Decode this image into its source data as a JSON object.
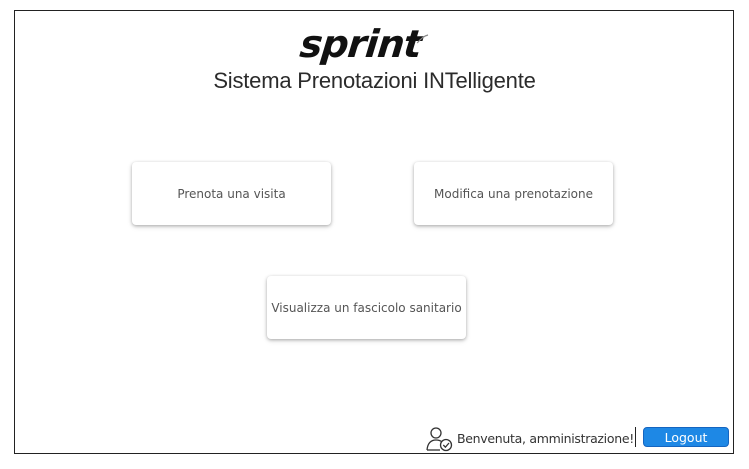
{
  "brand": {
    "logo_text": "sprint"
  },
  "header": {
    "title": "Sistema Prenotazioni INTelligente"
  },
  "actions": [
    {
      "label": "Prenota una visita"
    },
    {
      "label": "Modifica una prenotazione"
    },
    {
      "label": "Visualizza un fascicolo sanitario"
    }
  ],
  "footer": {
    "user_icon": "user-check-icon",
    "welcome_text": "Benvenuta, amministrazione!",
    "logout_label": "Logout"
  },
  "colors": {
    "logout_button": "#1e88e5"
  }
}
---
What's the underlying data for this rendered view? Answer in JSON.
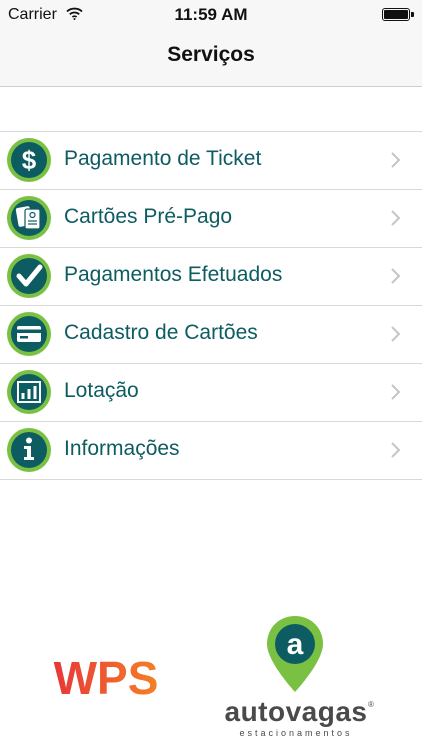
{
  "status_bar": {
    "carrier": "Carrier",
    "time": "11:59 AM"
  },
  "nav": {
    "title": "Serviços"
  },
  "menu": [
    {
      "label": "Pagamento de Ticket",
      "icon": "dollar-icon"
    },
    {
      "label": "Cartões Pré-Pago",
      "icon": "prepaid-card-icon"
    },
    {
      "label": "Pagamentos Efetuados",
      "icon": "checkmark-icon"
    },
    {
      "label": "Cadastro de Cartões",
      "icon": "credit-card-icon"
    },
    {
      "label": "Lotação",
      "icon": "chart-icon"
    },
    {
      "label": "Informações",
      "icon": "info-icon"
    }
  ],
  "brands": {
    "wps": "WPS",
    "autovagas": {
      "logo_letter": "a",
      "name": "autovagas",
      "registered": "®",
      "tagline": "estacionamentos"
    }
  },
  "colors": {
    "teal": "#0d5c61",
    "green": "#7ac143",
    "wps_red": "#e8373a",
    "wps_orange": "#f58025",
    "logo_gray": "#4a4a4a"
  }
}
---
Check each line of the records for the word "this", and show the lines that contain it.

Decode this image into its source data as a JSON object.
What's the underlying data for this rendered view? Answer in JSON.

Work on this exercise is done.